→ **How to complete this task**
If a line in the data has the string "desc", please show it.
========
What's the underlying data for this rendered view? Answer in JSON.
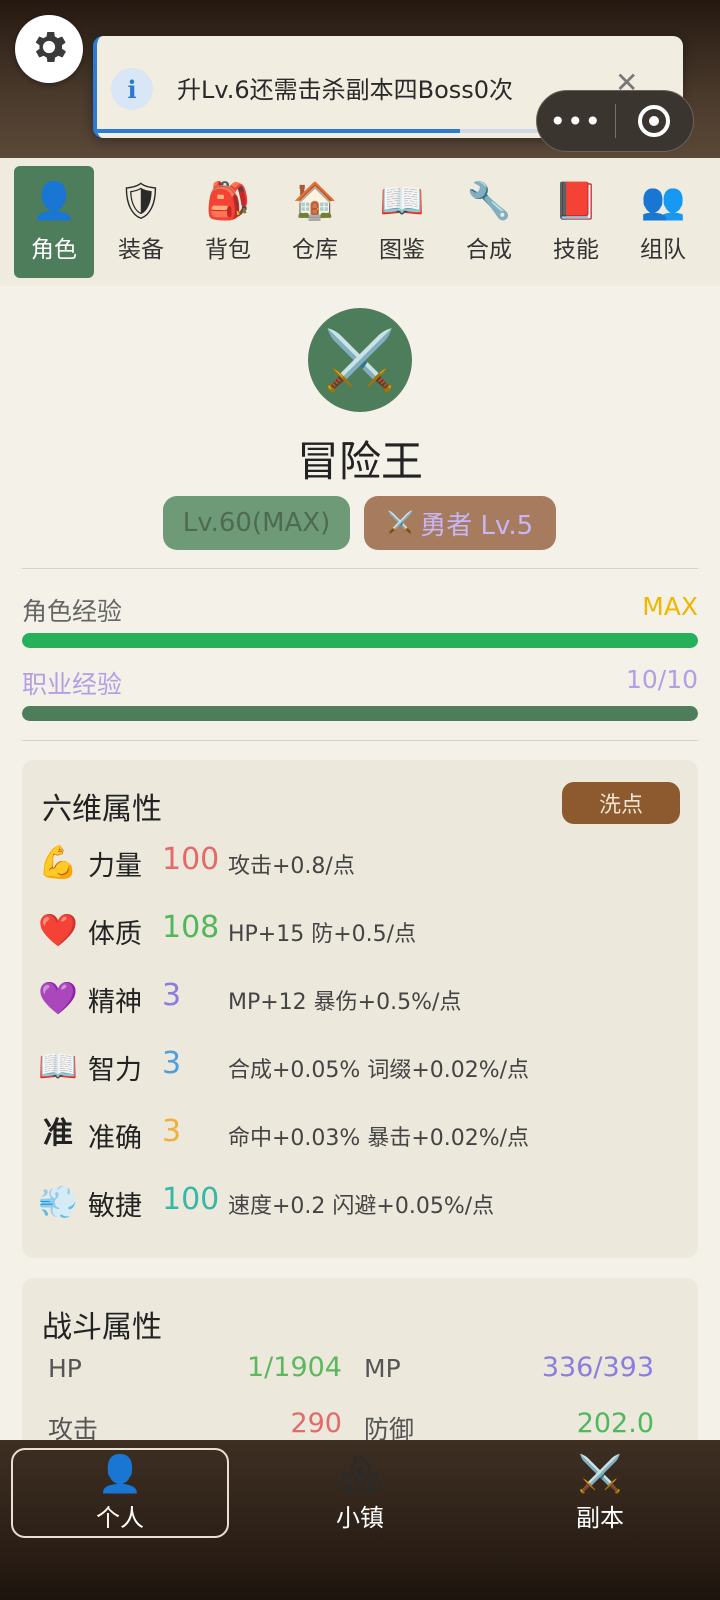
{
  "header": {
    "toast": {
      "text": "升Lv.6还需击杀副本四Boss0次",
      "progress": 0.62
    },
    "capsule": {
      "more_label": "•••"
    }
  },
  "tabs": [
    {
      "label": "角色",
      "icon": "person-icon",
      "glyph": "👤",
      "active": true
    },
    {
      "label": "装备",
      "icon": "shield-icon",
      "glyph": "🛡",
      "active": false
    },
    {
      "label": "背包",
      "icon": "backpack-icon",
      "glyph": "🎒",
      "active": false
    },
    {
      "label": "仓库",
      "icon": "house-icon",
      "glyph": "🏠",
      "active": false
    },
    {
      "label": "图鉴",
      "icon": "book-icon",
      "glyph": "📖",
      "active": false
    },
    {
      "label": "合成",
      "icon": "wrench-icon",
      "glyph": "🔧",
      "active": false
    },
    {
      "label": "技能",
      "icon": "skill-book-icon",
      "glyph": "📕",
      "active": false
    },
    {
      "label": "组队",
      "icon": "team-icon",
      "glyph": "👥",
      "active": false
    }
  ],
  "profile": {
    "avatar_glyph": "⚔️",
    "name": "冒险王",
    "level_badge": "Lv.60(MAX)",
    "class_badge": "勇者 Lv.5",
    "class_glyph": "⚔️"
  },
  "exp": {
    "character": {
      "label": "角色经验",
      "value": "MAX",
      "fill": 1.0,
      "color": "#27b05a"
    },
    "job": {
      "label": "职业经验",
      "value": "10/10",
      "fill": 1.0,
      "color": "#4e7d5c"
    }
  },
  "attributes": {
    "title": "六维属性",
    "reset_label": "洗点",
    "rows": [
      {
        "icon": "muscle-icon",
        "glyph": "💪",
        "name": "力量",
        "value": "100",
        "color": "#e36a6a",
        "desc": "攻击+0.8/点"
      },
      {
        "icon": "heart-icon",
        "glyph": "❤️",
        "name": "体质",
        "value": "108",
        "color": "#4fb85c",
        "desc": "HP+15 防+0.5/点"
      },
      {
        "icon": "purple-heart-icon",
        "glyph": "💜",
        "name": "精神",
        "value": "3",
        "color": "#8a7de0",
        "desc": "MP+12 暴伤+0.5%/点"
      },
      {
        "icon": "book-icon",
        "glyph": "📖",
        "name": "智力",
        "value": "3",
        "color": "#4da0e0",
        "desc": "合成+0.05% 词缀+0.02%/点"
      },
      {
        "icon": "zhun-glyph-icon",
        "glyph": "准",
        "name": "准确",
        "value": "3",
        "color": "#f0b13c",
        "desc": "命中+0.03% 暴击+0.02%/点"
      },
      {
        "icon": "wind-icon",
        "glyph": "💨",
        "name": "敏捷",
        "value": "100",
        "color": "#35b9a6",
        "desc": "速度+0.2 闪避+0.05%/点"
      }
    ]
  },
  "combat": {
    "title": "战斗属性",
    "rows": [
      {
        "left_label": "HP",
        "left_value": "1/1904",
        "left_color": "#5cb85c",
        "right_label": "MP",
        "right_value": "336/393",
        "right_color": "#8a7de0"
      },
      {
        "left_label": "攻击",
        "left_value": "290",
        "left_color": "#e36a6a",
        "right_label": "防御",
        "right_value": "202.0",
        "right_color": "#4fb85c"
      }
    ]
  },
  "bottom_nav": [
    {
      "label": "个人",
      "icon": "person-icon",
      "glyph": "👤",
      "active": true
    },
    {
      "label": "小镇",
      "icon": "town-icon",
      "glyph": "🏘",
      "active": false
    },
    {
      "label": "副本",
      "icon": "swords-icon",
      "glyph": "⚔️",
      "active": false
    }
  ]
}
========
→ **Answer to this problem**
        "desc": "攻击+0.8/点"
        "desc": "HP+15 防+0.5/点"
        "desc": "MP+12 暴伤+0.5%/点"
        "desc": "合成+0.05% 词缀+0.02%/点"
        "desc": "命中+0.03% 暴击+0.02%/点"
        "desc": "速度+0.2 闪避+0.05%/点"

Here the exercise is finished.